# ACTION ITEM
Please print all of the records that follow with nothing altered.

# ENTRIES SUPPLIED
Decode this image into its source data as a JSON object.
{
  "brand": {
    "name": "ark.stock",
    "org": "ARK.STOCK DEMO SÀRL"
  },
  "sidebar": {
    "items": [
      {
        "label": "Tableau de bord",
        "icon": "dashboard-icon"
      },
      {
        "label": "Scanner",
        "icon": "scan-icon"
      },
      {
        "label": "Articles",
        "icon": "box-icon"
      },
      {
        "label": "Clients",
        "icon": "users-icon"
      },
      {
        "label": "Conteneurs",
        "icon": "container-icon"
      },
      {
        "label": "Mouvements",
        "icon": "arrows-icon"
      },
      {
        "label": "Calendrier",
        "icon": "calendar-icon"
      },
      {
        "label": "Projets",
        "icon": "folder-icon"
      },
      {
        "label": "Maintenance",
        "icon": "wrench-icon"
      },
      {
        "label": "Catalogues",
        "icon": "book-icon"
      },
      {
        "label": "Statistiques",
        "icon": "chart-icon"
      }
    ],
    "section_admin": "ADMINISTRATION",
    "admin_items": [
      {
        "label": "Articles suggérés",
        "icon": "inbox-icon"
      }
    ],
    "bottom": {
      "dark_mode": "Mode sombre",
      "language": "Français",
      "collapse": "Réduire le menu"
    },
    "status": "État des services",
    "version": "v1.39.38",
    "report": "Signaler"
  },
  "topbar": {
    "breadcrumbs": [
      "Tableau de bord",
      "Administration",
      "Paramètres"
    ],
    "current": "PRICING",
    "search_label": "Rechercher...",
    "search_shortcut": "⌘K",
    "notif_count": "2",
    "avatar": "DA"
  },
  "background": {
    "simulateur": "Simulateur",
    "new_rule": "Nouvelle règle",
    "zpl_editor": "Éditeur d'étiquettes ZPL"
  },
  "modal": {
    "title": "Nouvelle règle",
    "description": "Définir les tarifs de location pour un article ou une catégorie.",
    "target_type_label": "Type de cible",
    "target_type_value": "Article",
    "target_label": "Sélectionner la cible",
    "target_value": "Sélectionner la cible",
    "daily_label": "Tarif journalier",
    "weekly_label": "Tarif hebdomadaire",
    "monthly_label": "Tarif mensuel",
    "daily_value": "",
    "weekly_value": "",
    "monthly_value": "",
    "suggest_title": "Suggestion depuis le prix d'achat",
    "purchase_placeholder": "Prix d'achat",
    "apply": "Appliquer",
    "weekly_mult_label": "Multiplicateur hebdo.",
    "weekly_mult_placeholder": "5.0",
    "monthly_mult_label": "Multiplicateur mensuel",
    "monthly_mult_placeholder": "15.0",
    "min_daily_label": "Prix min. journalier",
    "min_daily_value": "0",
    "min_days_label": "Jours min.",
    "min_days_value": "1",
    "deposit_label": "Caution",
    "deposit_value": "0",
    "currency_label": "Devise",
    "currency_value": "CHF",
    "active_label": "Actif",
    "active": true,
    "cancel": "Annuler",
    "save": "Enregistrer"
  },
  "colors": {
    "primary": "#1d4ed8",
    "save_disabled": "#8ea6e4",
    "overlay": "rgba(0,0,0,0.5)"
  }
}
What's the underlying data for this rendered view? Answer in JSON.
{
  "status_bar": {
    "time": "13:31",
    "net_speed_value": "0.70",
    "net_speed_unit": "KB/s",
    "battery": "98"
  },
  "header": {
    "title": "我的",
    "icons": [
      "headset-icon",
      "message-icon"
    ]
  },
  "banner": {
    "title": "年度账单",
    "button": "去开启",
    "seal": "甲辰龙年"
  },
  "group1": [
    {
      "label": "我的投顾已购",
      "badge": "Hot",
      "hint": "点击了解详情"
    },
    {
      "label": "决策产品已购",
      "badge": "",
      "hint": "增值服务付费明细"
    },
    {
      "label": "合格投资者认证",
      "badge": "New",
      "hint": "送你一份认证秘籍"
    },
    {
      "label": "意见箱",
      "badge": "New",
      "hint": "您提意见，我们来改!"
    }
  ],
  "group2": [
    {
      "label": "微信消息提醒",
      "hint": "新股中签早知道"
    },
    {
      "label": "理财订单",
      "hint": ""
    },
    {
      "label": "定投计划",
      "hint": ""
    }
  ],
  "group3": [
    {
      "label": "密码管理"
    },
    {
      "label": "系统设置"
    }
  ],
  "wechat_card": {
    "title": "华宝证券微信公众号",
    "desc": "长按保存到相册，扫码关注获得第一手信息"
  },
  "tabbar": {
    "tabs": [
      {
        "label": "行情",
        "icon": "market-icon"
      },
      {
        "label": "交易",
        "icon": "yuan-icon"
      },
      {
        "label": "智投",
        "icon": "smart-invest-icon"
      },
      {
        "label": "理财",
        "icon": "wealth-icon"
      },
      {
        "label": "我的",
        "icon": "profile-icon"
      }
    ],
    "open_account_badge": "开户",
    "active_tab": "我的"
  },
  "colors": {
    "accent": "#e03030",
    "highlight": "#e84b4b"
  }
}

# SOLUTION FOR THIS TASK
Decode this image into its source data as a JSON object.
{
  "brand": {
    "name": "ark.stock",
    "org": "ARK.STOCK DEMO SÀRL"
  },
  "sidebar": {
    "items": [
      {
        "label": "Tableau de bord",
        "icon": "dashboard-icon"
      },
      {
        "label": "Scanner",
        "icon": "scan-icon"
      },
      {
        "label": "Articles",
        "icon": "box-icon"
      },
      {
        "label": "Clients",
        "icon": "users-icon"
      },
      {
        "label": "Conteneurs",
        "icon": "container-icon"
      },
      {
        "label": "Mouvements",
        "icon": "arrows-icon"
      },
      {
        "label": "Calendrier",
        "icon": "calendar-icon"
      },
      {
        "label": "Projets",
        "icon": "folder-icon"
      },
      {
        "label": "Maintenance",
        "icon": "wrench-icon"
      },
      {
        "label": "Catalogues",
        "icon": "book-icon"
      },
      {
        "label": "Statistiques",
        "icon": "chart-icon"
      }
    ],
    "section_admin": "ADMINISTRATION",
    "admin_items": [
      {
        "label": "Articles suggérés",
        "icon": "inbox-icon"
      }
    ],
    "bottom": {
      "dark_mode": "Mode sombre",
      "language": "Français",
      "collapse": "Réduire le menu"
    },
    "status": "État des services",
    "version": "v1.39.38",
    "report": "Signaler"
  },
  "topbar": {
    "breadcrumbs": [
      "Tableau de bord",
      "Administration",
      "Paramètres"
    ],
    "current": "PRICING",
    "search_label": "Rechercher...",
    "search_shortcut": "⌘K",
    "notif_count": "2",
    "avatar": "DA"
  },
  "background": {
    "simulateur": "Simulateur",
    "new_rule": "Nouvelle règle",
    "zpl_editor": "Éditeur d'étiquettes ZPL"
  },
  "modal": {
    "title": "Nouvelle règle",
    "description": "Définir les tarifs de location pour un article ou une catégorie.",
    "target_type_label": "Type de cible",
    "target_type_value": "Article",
    "target_label": "Sélectionner la cible",
    "target_value": "Sélectionner la cible",
    "daily_label": "Tarif journalier",
    "weekly_label": "Tarif hebdomadaire",
    "monthly_label": "Tarif mensuel",
    "daily_value": "",
    "weekly_value": "",
    "monthly_value": "",
    "suggest_title": "Suggestion depuis le prix d'achat",
    "purchase_placeholder": "Prix d'achat",
    "apply": "Appliquer",
    "weekly_mult_label": "Multiplicateur hebdo.",
    "weekly_mult_placeholder": "5.0",
    "monthly_mult_label": "Multiplicateur mensuel",
    "monthly_mult_placeholder": "15.0",
    "min_daily_label": "Prix min. journalier",
    "min_daily_value": "0",
    "min_days_label": "Jours min.",
    "min_days_value": "1",
    "deposit_label": "Caution",
    "deposit_value": "0",
    "currency_label": "Devise",
    "currency_value": "CHF",
    "active_label": "Actif",
    "active": true,
    "cancel": "Annuler",
    "save": "Enregistrer"
  },
  "colors": {
    "primary": "#1d4ed8",
    "save_disabled": "#8ea6e4",
    "overlay": "rgba(0,0,0,0.5)"
  }
}
What's the underlying data for this rendered view? Answer in JSON.
{
  "status_bar": {
    "time": "13:31",
    "net_speed_value": "0.70",
    "net_speed_unit": "KB/s",
    "battery": "98"
  },
  "header": {
    "title": "我的",
    "icons": [
      "headset-icon",
      "message-icon"
    ]
  },
  "banner": {
    "title": "年度账单",
    "button": "去开启",
    "seal": "甲辰龙年"
  },
  "group1": [
    {
      "label": "我的投顾已购",
      "badge": "Hot",
      "hint": "点击了解详情"
    },
    {
      "label": "决策产品已购",
      "badge": "",
      "hint": "增值服务付费明细"
    },
    {
      "label": "合格投资者认证",
      "badge": "New",
      "hint": "送你一份认证秘籍"
    },
    {
      "label": "意见箱",
      "badge": "New",
      "hint": "您提意见，我们来改!"
    }
  ],
  "group2": [
    {
      "label": "微信消息提醒",
      "hint": "新股中签早知道"
    },
    {
      "label": "理财订单",
      "hint": ""
    },
    {
      "label": "定投计划",
      "hint": ""
    }
  ],
  "group3": [
    {
      "label": "密码管理"
    },
    {
      "label": "系统设置"
    }
  ],
  "wechat_card": {
    "title": "华宝证券微信公众号",
    "desc": "长按保存到相册，扫码关注获得第一手信息"
  },
  "tabbar": {
    "tabs": [
      {
        "label": "行情",
        "icon": "market-icon"
      },
      {
        "label": "交易",
        "icon": "yuan-icon"
      },
      {
        "label": "智投",
        "icon": "smart-invest-icon"
      },
      {
        "label": "理财",
        "icon": "wealth-icon"
      },
      {
        "label": "我的",
        "icon": "profile-icon"
      }
    ],
    "open_account_badge": "开户",
    "active_tab": "我的"
  },
  "colors": {
    "accent": "#e03030",
    "highlight": "#e84b4b"
  }
}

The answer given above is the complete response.